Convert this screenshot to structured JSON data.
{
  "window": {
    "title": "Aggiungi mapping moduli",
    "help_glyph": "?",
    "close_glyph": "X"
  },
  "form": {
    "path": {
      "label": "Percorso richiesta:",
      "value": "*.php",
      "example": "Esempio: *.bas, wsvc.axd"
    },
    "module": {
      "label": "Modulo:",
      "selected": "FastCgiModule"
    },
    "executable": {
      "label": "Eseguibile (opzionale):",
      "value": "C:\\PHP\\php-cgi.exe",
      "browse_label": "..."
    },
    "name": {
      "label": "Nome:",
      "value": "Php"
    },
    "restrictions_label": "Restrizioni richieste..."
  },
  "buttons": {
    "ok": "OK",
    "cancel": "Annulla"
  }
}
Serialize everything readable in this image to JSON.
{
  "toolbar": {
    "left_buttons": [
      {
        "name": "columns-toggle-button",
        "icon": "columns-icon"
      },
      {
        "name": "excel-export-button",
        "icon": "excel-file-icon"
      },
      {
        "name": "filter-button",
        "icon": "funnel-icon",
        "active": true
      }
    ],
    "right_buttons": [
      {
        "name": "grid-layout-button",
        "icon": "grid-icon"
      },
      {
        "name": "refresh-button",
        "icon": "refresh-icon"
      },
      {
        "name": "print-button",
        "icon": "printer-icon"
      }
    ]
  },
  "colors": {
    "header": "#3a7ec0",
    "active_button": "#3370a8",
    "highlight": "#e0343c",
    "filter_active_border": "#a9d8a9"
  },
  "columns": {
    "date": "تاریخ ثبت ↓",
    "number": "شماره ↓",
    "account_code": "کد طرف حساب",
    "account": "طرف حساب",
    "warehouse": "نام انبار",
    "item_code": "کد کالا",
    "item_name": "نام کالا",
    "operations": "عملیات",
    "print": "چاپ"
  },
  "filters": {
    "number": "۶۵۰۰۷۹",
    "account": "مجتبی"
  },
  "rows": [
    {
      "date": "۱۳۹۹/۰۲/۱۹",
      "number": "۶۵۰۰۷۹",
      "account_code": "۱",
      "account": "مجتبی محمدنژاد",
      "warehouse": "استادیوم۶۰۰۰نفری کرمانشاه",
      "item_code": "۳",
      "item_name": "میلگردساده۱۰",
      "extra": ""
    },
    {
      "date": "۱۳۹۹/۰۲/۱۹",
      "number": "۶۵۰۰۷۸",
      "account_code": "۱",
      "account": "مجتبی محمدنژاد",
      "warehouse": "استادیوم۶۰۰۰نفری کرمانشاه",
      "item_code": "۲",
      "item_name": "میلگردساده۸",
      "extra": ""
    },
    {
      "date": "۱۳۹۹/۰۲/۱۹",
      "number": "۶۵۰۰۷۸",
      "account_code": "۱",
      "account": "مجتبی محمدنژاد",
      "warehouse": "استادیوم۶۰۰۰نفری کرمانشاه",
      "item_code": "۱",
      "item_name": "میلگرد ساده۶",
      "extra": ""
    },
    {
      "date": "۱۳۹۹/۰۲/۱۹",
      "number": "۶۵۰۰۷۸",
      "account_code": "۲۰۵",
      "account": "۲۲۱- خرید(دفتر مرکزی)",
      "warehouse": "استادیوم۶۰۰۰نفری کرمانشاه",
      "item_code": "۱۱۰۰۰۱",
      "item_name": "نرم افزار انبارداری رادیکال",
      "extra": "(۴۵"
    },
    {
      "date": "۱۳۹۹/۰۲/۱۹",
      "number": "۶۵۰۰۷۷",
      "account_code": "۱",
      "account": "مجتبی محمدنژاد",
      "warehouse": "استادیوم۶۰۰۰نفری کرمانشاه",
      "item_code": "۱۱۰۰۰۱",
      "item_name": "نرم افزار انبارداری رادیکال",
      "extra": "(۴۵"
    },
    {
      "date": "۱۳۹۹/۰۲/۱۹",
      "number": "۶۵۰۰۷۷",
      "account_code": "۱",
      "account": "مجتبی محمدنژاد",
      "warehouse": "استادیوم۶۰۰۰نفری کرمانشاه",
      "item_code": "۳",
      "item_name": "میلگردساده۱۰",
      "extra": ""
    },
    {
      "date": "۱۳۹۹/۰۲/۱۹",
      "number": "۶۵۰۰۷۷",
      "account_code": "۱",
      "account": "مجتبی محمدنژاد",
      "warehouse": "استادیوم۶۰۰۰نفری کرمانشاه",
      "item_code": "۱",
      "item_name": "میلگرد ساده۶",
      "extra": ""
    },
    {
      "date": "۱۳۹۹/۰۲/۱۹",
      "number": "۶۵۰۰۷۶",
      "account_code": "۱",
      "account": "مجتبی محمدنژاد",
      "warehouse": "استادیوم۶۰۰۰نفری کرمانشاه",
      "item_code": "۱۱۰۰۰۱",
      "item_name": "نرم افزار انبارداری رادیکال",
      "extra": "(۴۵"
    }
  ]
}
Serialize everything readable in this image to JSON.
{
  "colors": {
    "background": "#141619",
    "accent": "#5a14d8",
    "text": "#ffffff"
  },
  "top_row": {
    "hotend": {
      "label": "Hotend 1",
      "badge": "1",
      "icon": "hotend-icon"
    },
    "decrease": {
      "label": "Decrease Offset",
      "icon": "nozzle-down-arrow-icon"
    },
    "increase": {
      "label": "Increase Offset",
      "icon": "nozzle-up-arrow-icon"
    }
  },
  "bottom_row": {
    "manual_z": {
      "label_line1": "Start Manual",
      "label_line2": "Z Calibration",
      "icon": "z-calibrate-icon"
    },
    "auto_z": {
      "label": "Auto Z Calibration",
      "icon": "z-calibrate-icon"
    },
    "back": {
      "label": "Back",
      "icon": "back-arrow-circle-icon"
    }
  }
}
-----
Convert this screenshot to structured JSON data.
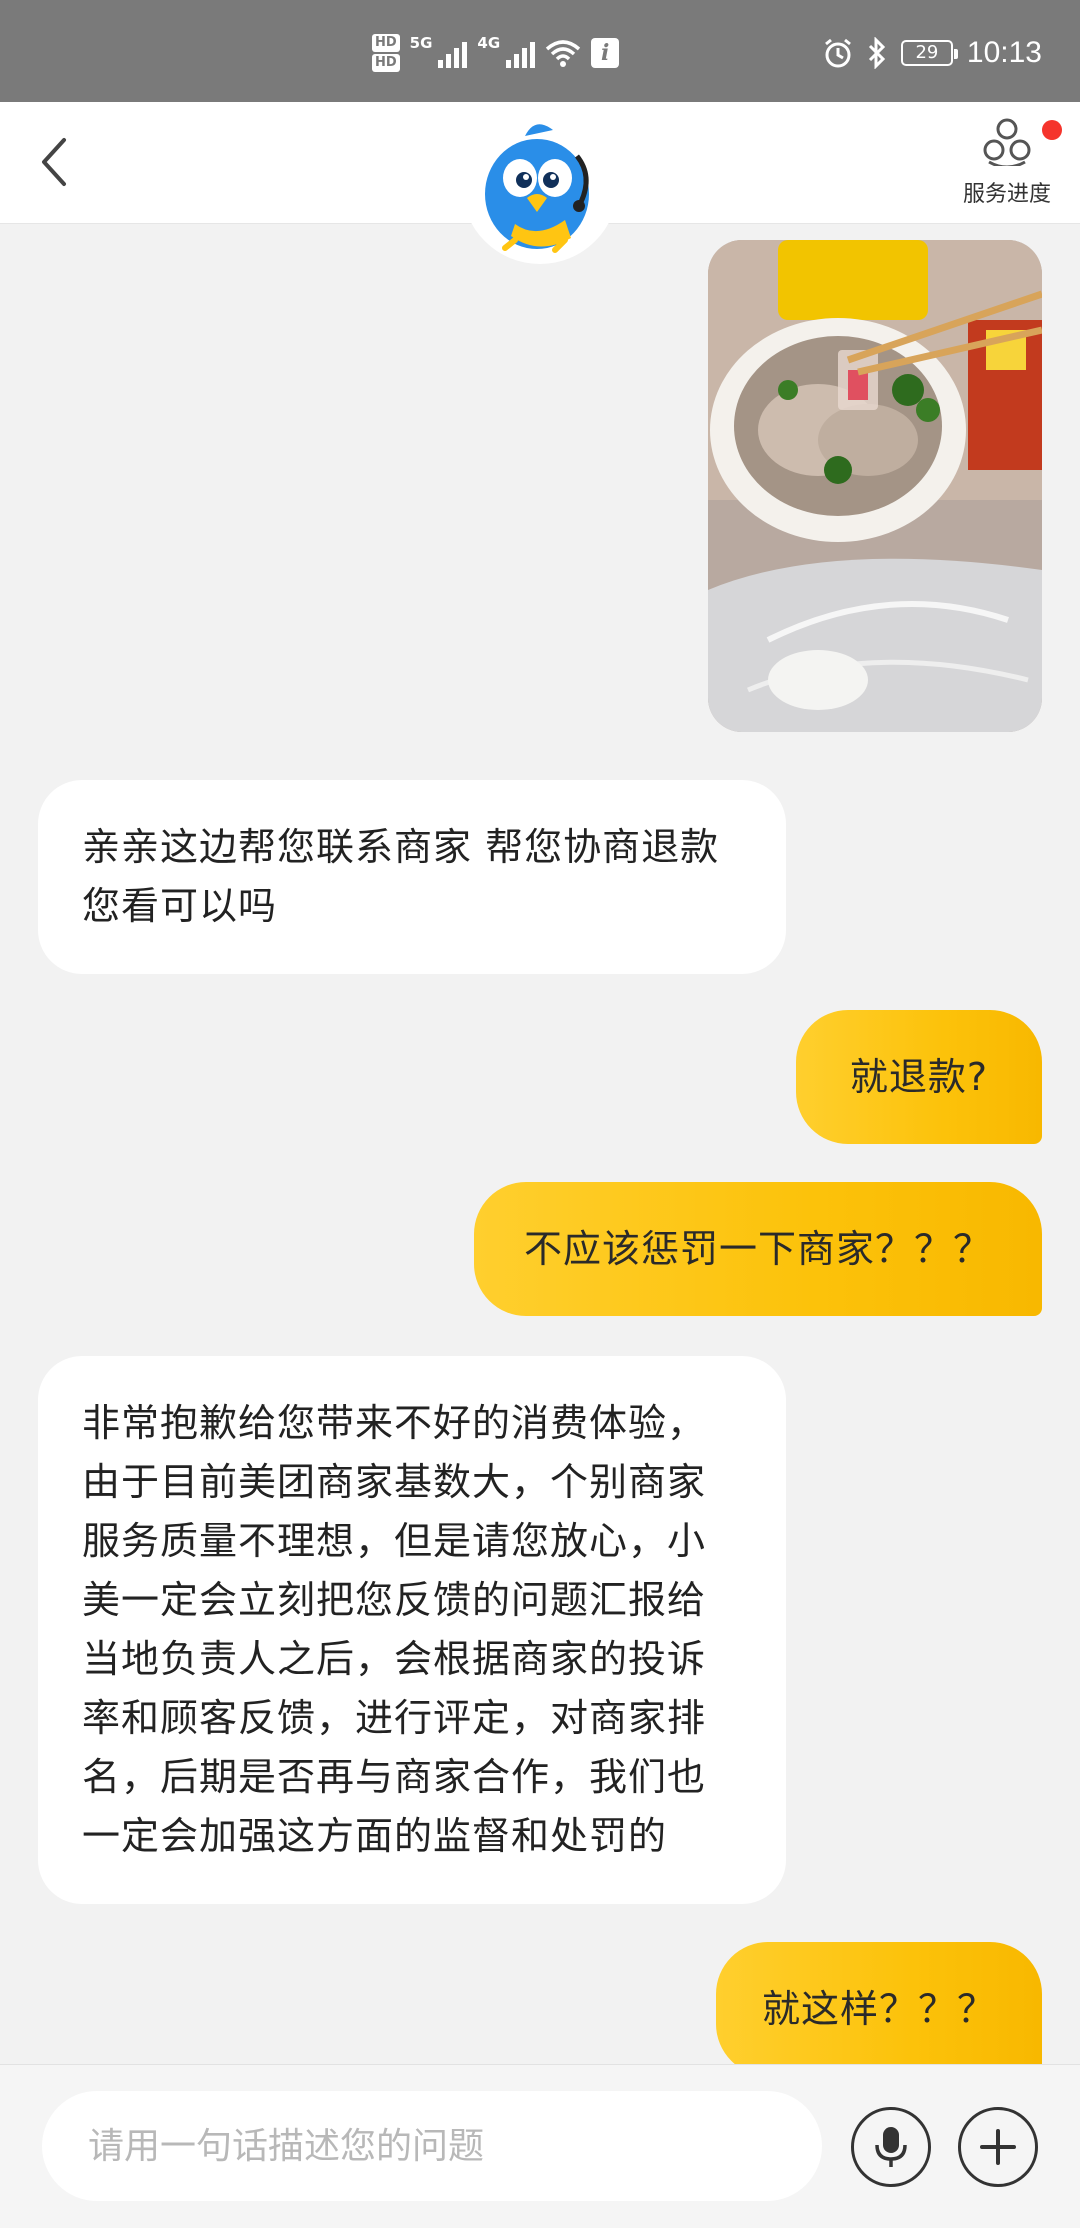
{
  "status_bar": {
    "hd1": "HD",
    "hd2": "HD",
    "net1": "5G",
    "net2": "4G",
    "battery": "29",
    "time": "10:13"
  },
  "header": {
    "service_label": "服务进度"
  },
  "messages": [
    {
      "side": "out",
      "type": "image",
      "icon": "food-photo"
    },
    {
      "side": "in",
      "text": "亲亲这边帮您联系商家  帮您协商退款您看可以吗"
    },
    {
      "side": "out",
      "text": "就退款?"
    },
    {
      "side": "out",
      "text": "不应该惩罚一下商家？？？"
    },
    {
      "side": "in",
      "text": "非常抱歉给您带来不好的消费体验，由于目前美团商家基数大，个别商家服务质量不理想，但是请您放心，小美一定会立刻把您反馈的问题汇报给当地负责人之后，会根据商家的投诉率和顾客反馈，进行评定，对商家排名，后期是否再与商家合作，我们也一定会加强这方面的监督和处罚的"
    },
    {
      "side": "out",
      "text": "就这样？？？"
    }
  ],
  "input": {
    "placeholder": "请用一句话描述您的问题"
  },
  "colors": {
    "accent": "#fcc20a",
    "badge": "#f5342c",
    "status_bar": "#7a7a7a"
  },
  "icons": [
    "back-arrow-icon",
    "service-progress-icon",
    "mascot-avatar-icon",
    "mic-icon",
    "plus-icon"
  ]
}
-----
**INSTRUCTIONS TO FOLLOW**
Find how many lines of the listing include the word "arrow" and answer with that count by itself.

**WRITTEN RESPONSE**
4